I could have chosen many, many pictures to illustrate Leo's abilities, a luxury I have rarely enjoyed in this series and that is tribute in itself. Sadly, to modern eyes the appeal of Leo's work is hampered by his choice of masculine stereotypes (which haven't stood the test of time), the flavours of femininity and the lack of sensuality in his style. This does not diminish his achievement or his status as a leading proponent of exotic bondage.

I can't ID a link for this artist but a search of gay art groups should turn up more examples. I welcome link info from readers of this blog

For other articles in this series click on the A-Z label below.

5 comments:

Jeryn said...

While I really appreciate your having an entry on Leo Ravenswood, I think you are short-changing his art. You complain about "his choice of masculine stereotypes (which haven't stood the test of time)". Do you regret his use of stereotypes? Lots of fetish artists used and still use stereotypes. That, by himself, is not a fault. Or do you regret the fact that his stereotypes look dated to "modern eyes" (your modern eyes, at least)? It just means that fashion has changed, but it might change again - maybe in 10 years his men won't look so strange to you.
Does the "flavours of femininity" come from his obvious link to the straight fetish artists of the 1950's? If so, I must say that I find it extremely fascinating. I discovered the works of Jim, Eneg, et al in the 1970s and I was certainly influenced by them in my early drawings. They have a very distinct aesthetic quality which I think Leo's work has too - the human body as sculpture, body modification without any actual alteration, the melding together of skin and leather, skin and rubber… It certainly has sensuality, it just isn't the same kind as the more obvious sensuality of Tom of Finland or Etienne.

Mitchell said...

I think you are harder on me than I am on Leo! I think it is clear in the article that I rate his work highly.

I agree that it is OK to use stereotypes, I do it myself all the time! I was around when bushy moustaches were in vogue, but in my opinion they do not 'work' as male icons today, that is not a criticism but a source of regret for me - because it limits the appeal of his work.
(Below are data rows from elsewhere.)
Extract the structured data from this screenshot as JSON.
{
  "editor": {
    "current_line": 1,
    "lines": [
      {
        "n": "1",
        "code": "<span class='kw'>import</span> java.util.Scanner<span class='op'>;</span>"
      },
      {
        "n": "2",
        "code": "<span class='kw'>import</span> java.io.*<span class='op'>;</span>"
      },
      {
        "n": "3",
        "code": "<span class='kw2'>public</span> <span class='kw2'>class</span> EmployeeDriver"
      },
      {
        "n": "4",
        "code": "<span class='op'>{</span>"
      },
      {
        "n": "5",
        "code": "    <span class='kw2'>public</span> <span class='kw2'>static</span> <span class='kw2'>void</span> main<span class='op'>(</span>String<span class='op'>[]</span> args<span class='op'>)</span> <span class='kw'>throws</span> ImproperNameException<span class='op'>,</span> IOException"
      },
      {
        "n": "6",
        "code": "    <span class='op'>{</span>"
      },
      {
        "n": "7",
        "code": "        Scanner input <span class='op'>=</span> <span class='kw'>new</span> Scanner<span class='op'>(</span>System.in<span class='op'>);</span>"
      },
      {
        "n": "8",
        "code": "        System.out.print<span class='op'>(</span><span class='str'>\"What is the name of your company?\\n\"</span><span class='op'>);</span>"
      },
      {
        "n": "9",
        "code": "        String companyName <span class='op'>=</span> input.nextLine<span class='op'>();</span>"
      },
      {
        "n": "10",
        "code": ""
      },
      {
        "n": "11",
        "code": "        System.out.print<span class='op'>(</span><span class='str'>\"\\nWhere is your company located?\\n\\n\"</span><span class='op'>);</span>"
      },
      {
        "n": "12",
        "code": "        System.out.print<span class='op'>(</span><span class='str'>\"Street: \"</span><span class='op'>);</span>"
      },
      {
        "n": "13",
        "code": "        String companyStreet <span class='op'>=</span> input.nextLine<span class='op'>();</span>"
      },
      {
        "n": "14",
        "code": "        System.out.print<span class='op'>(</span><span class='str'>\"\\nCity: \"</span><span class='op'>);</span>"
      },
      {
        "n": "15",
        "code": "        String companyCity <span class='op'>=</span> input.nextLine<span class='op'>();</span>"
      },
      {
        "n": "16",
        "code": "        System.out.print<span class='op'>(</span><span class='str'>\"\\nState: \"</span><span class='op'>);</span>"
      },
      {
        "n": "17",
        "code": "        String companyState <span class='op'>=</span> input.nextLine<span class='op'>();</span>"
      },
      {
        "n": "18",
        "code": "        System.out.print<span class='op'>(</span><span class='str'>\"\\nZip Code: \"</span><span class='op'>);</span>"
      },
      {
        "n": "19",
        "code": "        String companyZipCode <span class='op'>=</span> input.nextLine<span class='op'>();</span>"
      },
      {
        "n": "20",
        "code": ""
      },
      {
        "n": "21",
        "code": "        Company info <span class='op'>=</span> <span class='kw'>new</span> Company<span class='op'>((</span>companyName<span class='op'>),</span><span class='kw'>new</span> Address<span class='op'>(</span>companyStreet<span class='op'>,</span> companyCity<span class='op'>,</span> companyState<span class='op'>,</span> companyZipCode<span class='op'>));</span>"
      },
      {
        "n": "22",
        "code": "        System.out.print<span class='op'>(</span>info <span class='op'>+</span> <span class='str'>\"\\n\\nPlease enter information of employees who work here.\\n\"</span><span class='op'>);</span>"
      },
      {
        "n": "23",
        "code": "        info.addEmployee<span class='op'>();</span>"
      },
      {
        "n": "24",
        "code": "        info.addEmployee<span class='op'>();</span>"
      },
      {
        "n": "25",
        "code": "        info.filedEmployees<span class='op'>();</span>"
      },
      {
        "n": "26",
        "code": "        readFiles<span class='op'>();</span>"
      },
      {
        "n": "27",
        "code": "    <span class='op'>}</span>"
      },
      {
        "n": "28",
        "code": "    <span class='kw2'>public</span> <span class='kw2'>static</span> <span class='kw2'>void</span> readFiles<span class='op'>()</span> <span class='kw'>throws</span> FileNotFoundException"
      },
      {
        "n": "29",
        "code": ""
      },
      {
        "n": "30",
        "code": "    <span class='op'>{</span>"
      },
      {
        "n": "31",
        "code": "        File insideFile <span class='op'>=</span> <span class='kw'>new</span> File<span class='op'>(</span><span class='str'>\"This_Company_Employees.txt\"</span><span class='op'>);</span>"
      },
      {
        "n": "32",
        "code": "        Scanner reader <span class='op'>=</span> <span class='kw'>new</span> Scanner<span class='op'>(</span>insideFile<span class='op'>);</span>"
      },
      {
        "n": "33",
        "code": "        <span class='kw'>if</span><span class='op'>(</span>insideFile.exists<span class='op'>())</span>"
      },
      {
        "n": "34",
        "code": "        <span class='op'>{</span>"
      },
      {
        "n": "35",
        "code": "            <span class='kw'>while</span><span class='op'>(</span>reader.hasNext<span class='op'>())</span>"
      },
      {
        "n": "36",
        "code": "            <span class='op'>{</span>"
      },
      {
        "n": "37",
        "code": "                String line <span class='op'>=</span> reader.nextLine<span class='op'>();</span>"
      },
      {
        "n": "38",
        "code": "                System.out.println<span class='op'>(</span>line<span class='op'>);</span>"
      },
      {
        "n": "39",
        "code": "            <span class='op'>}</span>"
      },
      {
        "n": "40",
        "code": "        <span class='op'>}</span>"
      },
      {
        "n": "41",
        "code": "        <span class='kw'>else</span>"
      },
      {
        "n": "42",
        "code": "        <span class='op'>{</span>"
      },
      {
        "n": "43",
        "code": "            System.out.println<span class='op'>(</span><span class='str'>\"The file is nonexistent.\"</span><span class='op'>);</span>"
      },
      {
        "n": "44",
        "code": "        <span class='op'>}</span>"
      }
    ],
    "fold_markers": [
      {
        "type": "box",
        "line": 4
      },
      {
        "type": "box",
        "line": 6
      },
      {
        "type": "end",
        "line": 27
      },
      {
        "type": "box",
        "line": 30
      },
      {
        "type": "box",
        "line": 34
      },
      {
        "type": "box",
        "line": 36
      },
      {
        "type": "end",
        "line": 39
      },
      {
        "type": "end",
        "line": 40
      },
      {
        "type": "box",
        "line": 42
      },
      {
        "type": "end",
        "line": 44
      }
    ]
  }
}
I don't expect everyone to share this view and yes fashions may change in the future.....fine!

As for the femininity and sensuality issue, I totally respect your viewpoint and agree with quite a lot of it.

Thanks for the contribution!

Anonymous said...

Both comments above hold good thoughts but in my humble opinion his drawings are with out doubt some of the most imaginitive bondage fdrawing around and the fact that most of the posisitions are fiction is what makes my mind work to over drive.

I for one should be VERY greatful if any one can inform me of where to get a copy of "The Estate" as My orgianal copy has been lent to some one who seams to have lost it ??? isnt that always the truth when you do some one a favour.
I would love another copy either in digital form that I can reproduce my self or a hard copy.
Regards.
steve@t140e.co.uk

Mitchell said...

The entire series is posted at my Yahoo Group at the moment but I don't guarantee it will stay there indefinitely! - Mitchell

Anonymous said...

His name was Dirk Dykstra. He was from Minneapolis. He was 6'2', dark hair and beard, very handsome, with soulful brown eyes. I met him in 1981, and it was shortly thereafter that he said the guys at Drummer were interested in his art and he decided to move to San Francisco. He was capable of very realistic art, but created his 'style' to be drawn quickly, with the focus on bondage equipment fantasies. He was more interested in that, and the application, than in the actual sex acts.
He said he once visited a fortune teller that his mom knew (she wrote occult romance novels) and she told him that all the 'fascination' with leather would end in 1988. I never saw or heard from him after his move, but I've always wondered if that statement was meant directly for him, in a hint of the coming epidemic. He was a bright, thoughtful, and gentle soul, with an easy laugh...even with a piece of rope in his hands. Think well of him. B